Why You May Need a Business Attorney, Even if You’re Prepared to Represent Yourself
There is a legal adage that every first year law student has likely heard: “the man who represents himself has a fool for a client.”
While there are certainly instances of untrained intelligent people winning cases without a business attorney, the saying might never be truer than for business owners in Wisconsin. This is because in many instances, the failure to hire an business attorney might not only be unwise, but could also give the opposing party an easy route to an automatic win.
An Attorney May be Required for Wisconsin Corporations
Wisconsin corporations are bound by statute to be represented in court (excluding small claims cases) by an attorney. This provision can be especially relevant for business owners choosing the S-corp form of business. While many business attorneys advise their clients on the tax benefits of pass-through taxation for an S-corp, relatively few address the ramifications with their new business owner clients.
While nearly every entrepreneur gets into business with the intention of running an honest, respectable business lawsuits are sometimes inevitable. Whether it be a customer who can not be satisfied, a vendor who overcharges, or simply someone not paying a bill, if any controversy exceeding $5,000 (with few exceptions) ends up in court, the corporation may be in a precarious position.
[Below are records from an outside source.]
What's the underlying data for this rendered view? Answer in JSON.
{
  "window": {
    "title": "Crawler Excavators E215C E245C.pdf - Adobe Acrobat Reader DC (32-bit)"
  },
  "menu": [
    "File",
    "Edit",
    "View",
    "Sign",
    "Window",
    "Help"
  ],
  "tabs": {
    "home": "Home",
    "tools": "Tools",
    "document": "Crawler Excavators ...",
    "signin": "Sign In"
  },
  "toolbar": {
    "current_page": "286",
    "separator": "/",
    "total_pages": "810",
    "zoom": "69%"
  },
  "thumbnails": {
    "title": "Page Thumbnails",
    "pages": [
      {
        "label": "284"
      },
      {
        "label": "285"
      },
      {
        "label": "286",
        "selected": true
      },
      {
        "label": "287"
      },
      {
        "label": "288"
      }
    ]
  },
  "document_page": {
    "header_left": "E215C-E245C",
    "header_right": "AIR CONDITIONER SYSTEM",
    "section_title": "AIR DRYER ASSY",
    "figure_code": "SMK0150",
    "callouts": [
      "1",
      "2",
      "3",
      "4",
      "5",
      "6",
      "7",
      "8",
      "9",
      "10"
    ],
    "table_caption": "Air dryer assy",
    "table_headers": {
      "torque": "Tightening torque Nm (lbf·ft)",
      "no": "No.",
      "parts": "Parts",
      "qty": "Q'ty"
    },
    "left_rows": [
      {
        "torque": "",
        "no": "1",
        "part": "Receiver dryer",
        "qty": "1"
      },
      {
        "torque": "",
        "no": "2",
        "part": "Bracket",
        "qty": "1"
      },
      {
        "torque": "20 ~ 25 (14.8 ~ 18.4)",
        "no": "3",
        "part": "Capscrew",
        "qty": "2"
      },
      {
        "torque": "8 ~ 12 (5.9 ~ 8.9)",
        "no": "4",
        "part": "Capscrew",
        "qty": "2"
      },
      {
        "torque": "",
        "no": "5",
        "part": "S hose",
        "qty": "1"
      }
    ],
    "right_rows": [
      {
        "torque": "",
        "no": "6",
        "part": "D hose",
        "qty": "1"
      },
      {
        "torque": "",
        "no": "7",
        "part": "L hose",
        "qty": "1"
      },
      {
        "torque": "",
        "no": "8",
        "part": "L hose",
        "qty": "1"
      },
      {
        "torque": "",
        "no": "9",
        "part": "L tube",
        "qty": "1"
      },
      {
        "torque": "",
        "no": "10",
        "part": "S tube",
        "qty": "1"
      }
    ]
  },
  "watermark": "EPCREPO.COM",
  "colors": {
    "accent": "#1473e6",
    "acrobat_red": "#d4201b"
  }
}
Many business owners, whether for economic reasons or the belief that they are equipped to handle the opposing party in court, choose to represent themselves and the effects can be far reaching. As a practical matter, this means the owner is in violation of the Wisconsin statute and the judge may not be forgiving.
Filing an Answer to a Complaint
When a Complaint is filed in any lawsuit, an Answer needs to be filed shortly thereafter. Failure to do so can result in the court granting the plaintiff, or suing party, a default judgment. This means the non-answering party admits to all of the allegations in the lawsuit, and the plaintiff is usually granted whatever relief they sought.
When a business is a party to the lawsuit, many owners believe they may appear in court and file an Answer on behalf of the company they own. In many cases, owners file their Answer within the statutory period for doing so.
However, savvy Plaintiff’s lawyers are increasingly recognizing the lack of an attorney’s signature on the Answer. Wisconsin cases have recognized that the statute requires an attorney to represent the corporation, and the Answer. If it is unsigned by a licensed practitioner of the law, it is not legally recognized. The Plaintiff is then able to ask the court for a default judgment as if no action had been taken by the Defendant at all, and they had simply let the time period for answering lapse.
Once the default judgment has been granted, even the subsequent hiring of a business attorney might not be enough to get a fair hearing in court. The attorney must move to reopen the case, and judges are not always inclined to allow a reopening, even for parties with compelling cases that may have attempted to make an answer previously. Upon receiving a judgment, the Plaintiff can establish a lien against the assets of the corporation.
LLCs May Require an Attorney as Well
While the rules for the corporation are well defined, the rules for an entity operating as a Limited Liability Company or “LLC” are less absolute. The statutes do not specifically mention an LLC as an entity that requires representation by an attorney in lawsuits, and to date, there is no case clearly defining whether the LLC falls within the scope of the statute. However, there are good reasons to believe the requirement of legal representation extends to this type of entity. The LLC, in most legal respects, is treated like a corporation. Members, like shareholders of a corporation, enjoy legal protections from liabilities of the company.
While there are differences between the types of business entity, this seems the most compelling and important one when considering the LLC. If the LLC is treated like the corporation, and indeed, in lower courts it has happened on numerous occasions, the LLC may also face the possibility of having default judgment entered against it, even in cases where a member or owner has filed an otherwise appropriate Answer.
Whether organized as a corporation or LLC, new business owners have many choices to make when organizing and forming their business. Accounting, banking, finances and legal decisions may all come into play. Do not let your company incur debt by failing to follow the statutory requirements of legal representation.
If you are facing a lawsuit, or looking for an “on-call” attorney for your business, please contact me